Background: Escherichia coli beta-hydroxydecanoyl thiol ester dehydrase (dehydrase) is essential to the biosynthesis of unsaturated fatty acids, by shunting a 10-carbon intermediate from the saturated fatty acid pathway into the unsaturated fatty acid pathway. Dehydrase catalyzes reactions of dehydration and of double-bond isomerization on 10-carbon thiol esters of acyl carrier protein (ACP). The aim of this work is to elucidate mechanisms for the two enzymatic reactions, which occur in an unusual bifunctional active site, and to understand the specificity of the enzyme for substrates with 10-carbon fatty acyl chains.
Results: Crystal structures at 2.0 A resolution for free dehydrase and for the enzyme modified by its classic, mechanism-based inactivator, 3-decynoyl-N-acetylcysteamine, have been determined. Dehydrase is a symmetric dimer with an unusual alpha+beta 'hot dog' fold. Each of the two independent active sites is located between the two subunits of the enzyme, and is a tunnel-shaped pocket completely isolated from the general solvent. Side chains of histidine from one subunit and aspartic acid from the other are the only potentially reactive protein groups in the active site.

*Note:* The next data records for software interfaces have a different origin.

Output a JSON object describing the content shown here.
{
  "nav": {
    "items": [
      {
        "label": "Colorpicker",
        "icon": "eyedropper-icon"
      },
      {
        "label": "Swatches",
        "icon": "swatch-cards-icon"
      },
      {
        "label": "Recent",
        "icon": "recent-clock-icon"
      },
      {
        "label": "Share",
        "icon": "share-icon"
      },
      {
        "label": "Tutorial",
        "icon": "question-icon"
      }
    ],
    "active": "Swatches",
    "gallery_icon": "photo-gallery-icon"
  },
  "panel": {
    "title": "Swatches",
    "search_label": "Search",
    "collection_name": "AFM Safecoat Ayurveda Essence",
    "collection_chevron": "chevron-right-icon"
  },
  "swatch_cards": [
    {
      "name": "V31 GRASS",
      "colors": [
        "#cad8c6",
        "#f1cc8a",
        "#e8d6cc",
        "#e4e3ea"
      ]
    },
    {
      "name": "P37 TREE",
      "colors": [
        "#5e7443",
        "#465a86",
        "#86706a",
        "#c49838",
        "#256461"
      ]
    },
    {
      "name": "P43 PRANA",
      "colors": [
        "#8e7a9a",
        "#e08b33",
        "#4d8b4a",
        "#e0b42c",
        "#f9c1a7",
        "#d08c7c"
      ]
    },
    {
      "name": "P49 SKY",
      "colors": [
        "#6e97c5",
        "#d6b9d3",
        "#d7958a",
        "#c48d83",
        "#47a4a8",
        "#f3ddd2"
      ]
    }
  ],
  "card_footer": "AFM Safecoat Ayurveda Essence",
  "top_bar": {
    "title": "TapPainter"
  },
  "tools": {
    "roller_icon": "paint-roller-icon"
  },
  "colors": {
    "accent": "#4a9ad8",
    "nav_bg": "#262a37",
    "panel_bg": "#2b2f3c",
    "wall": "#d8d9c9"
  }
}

Conclusion: A two-base mechanism by which the histidine and aspartic acid together catalyze dehydration and isomerization reactions is consistent with the active-site structure. The unique topology of the protein fold and the identification of the active-site components reveal features of predictive value for another enzyme, FabZ, which may be the non-specific dehydratase involved in elongation of fatty acyl chains. A positively charged area surrounding the entrance to the active site, which could interact with the negatively charged ACP, was also found.